They’re very popular these days, in almost every city we visit: “free” walking tours, usually conducted by enthusiastic young locals. (Tips are encouraged, and, in some cases, expected.) Here in Santiago, Kenna at Casa Moro steered us toward Spicy Chile Tours, a little company offering three different walking tours of town.
The first time we tried to connect with the tour, we failed miserably, ending up on the wrong street corner and waiting for a guide that never materialized. Reviews over at TripAdvisor.com hint that no shows are pretty frequent … but after we finally *did* connect with a Spicy Chile guide, we think we know what’s really happening. It’s not that the guides don’t show up … it’s that the company doesn’t do a very good job of telling people where to meet them.
Clyde and I are pretty savvy, but instructions in our orientation email led us to a busy corner that, as it turns out, is nowhere near the beginning of the tour. The next day, along with four other folks, we made our way to an intersection of streets outside La Moneda — the “Chilean White House.” This turned out to be the right place, but even the guide (who *did* show up) delayed our departure fifteen minutes to “give people a chance to find us, because people are always getting lost.”
I’d say Spicy Chile needs to find better, more obvious launching points for their tours.
That aside, we had a fine time on our (long!) walking tour, which went from around 10:00 a.m. to around 3:00 p.m. Our guide, Rick, met everyone with a firm handshake, and picked up our names and countries of origin with ease — a good trick, given there were fifteen of us. Throughout the tour, in addition to giving us lots of info on the history of the places we visited, he flitted from couple to couple, checking in with us, chatting us up, and generally making himself into our best friend in Santiago.

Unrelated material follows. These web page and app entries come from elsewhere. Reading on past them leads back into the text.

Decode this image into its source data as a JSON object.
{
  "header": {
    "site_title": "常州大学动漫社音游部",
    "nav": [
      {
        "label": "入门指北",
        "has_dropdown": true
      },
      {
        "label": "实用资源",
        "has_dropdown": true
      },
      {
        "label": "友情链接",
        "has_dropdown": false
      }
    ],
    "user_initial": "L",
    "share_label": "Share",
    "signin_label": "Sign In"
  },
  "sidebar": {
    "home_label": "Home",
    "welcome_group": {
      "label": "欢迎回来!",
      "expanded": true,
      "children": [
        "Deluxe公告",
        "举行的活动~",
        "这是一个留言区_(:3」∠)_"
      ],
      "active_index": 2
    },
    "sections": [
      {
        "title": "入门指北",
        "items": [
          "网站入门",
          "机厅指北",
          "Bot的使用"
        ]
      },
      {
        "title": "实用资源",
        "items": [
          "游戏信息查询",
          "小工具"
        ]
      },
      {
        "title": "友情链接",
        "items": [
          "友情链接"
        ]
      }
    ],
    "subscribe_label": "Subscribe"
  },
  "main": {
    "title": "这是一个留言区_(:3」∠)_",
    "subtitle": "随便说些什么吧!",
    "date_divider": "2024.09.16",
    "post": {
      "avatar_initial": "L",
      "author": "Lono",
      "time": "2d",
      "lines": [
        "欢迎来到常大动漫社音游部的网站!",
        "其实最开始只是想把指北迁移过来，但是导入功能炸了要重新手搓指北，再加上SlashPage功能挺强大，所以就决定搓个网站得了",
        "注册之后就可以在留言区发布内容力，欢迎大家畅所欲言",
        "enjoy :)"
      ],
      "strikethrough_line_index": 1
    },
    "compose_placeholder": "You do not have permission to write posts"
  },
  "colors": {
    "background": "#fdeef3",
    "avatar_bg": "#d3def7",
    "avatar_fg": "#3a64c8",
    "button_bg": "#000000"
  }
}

By the end of the (long!) day — we started at Plaza de Armas and ended up at the foot of St. Cristobal hill (near the zoo) — we had covered a *lot* of the city … and Ric had more than earned his tip. (For the record, the request for the tip is low-key and polite, so no worries about high pressure sales tactics.) Recommended!